» Your goal
Pull every line from the records that has the word "icon" in it.

--- Source information Enclosed Below ---

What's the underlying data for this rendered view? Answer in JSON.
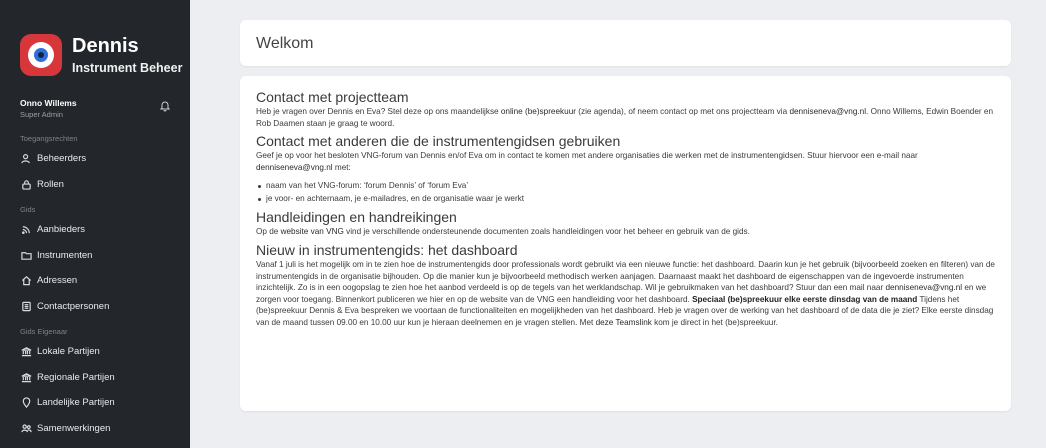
{
  "brand": {
    "name": "Dennis",
    "subtitle": "Instrument Beheer"
  },
  "user": {
    "name": "Onno Willems",
    "role": "Super Admin"
  },
  "sidebar": {
    "sections": [
      {
        "title": "Toegangsrechten",
        "items": [
          {
            "label": "Beheerders",
            "icon": "users-icon"
          },
          {
            "label": "Rollen",
            "icon": "lock-icon"
          }
        ]
      },
      {
        "title": "Gids",
        "items": [
          {
            "label": "Aanbieders",
            "icon": "rss-icon"
          },
          {
            "label": "Instrumenten",
            "icon": "folder-icon"
          },
          {
            "label": "Adressen",
            "icon": "home-icon"
          },
          {
            "label": "Contactpersonen",
            "icon": "address-book-icon"
          }
        ]
      },
      {
        "title": "Gids Eigenaar",
        "items": [
          {
            "label": "Lokale Partijen",
            "icon": "bank-icon"
          },
          {
            "label": "Regionale Partijen",
            "icon": "bank-icon"
          },
          {
            "label": "Landelijke Partijen",
            "icon": "map-pin-icon"
          },
          {
            "label": "Samenwerkingen",
            "icon": "people-icon"
          }
        ]
      }
    ]
  },
  "page": {
    "title": "Welkom"
  },
  "content": {
    "s1": {
      "heading": "Contact met projectteam",
      "t1": "Heb je vragen over Dennis en Eva? Stel deze op ons maandelijkse ",
      "link1": "online (be)spreekuur",
      "t2": " (zie agenda), of neem contact op met ons projectteam via ",
      "link2": "denniseneva@vng.nl",
      "t3": ". Onno Willems, Edwin Boender en Rob Daamen staan je graag te woord."
    },
    "s2": {
      "heading": "Contact met anderen die de instrumentengidsen gebruiken",
      "t1": "Geef je op voor het besloten VNG-forum van Dennis en/of Eva om in contact te komen met andere organisaties die werken met de instrumentengidsen. Stuur hiervoor een e-mail naar ",
      "link1": "denniseneva@vng.nl",
      "t2": " met:",
      "bullets": [
        "naam van het VNG-forum: ‘forum Dennis’ of ‘forum Eva’",
        "je voor- en achternaam, je e-mailadres, en de organisatie waar je werkt"
      ]
    },
    "s3": {
      "heading": "Handleidingen en handreikingen",
      "t1": "Op de ",
      "link1": "website van VNG",
      "t2": " vind je verschillende ondersteunende documenten zoals handleidingen voor het beheer en gebruik van de gids."
    },
    "s4": {
      "heading": "Nieuw in instrumentengids: het dashboard",
      "t1": "Vanaf 1 juli is het mogelijk om in te zien hoe de instrumentengids door professionals wordt gebruikt via een nieuwe functie: het dashboard. Daarin kun je het gebruik (bijvoorbeeld zoeken en filteren) van de instrumentengids in de organisatie bijhouden. Op die manier kun je bijvoorbeeld methodisch werken aanjagen. Daarnaast maakt het dashboard de eigenschappen van de ingevoerde instrumenten inzichtelijk. Zo is in een oogopslag te zien hoe het aanbod verdeeld is op de tegels van het werklandschap. Wil je gebruikmaken van het dashboard? Stuur dan een mail naar ",
      "link1": "denniseneva@vng.nl",
      "t2": " en we zorgen voor toegang. Binnenkort publiceren we hier en op de website van de VNG een handleiding voor het dashboard. ",
      "bold1": "Speciaal (be)spreekuur elke eerste dinsdag van de maand",
      "t3": " Tijdens het (be)spreekuur Dennis & Eva bespreken we voortaan de functionaliteiten en mogelijkheden van het dashboard. Heb je vragen over de werking van het dashboard of de data die je ziet? Elke eerste dinsdag van de maand tussen 09.00 en 10.00 uur kun je hieraan deelnemen en je vragen stellen. Met ",
      "link2": "deze Teamslink",
      "t4": " kom je direct in het (be)spreekuur."
    }
  },
  "colors": {
    "sidebar": "#23262b",
    "background": "#eceef1",
    "brand_red": "#d7373a"
  }
}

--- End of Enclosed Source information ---

» Result of this task
            "icon": "users-icon"
            "icon": "lock-icon"
            "icon": "rss-icon"
            "icon": "folder-icon"
            "icon": "home-icon"
            "icon": "address-book-icon"
            "icon": "bank-icon"
            "icon": "bank-icon"
            "icon": "map-pin-icon"
            "icon": "people-icon"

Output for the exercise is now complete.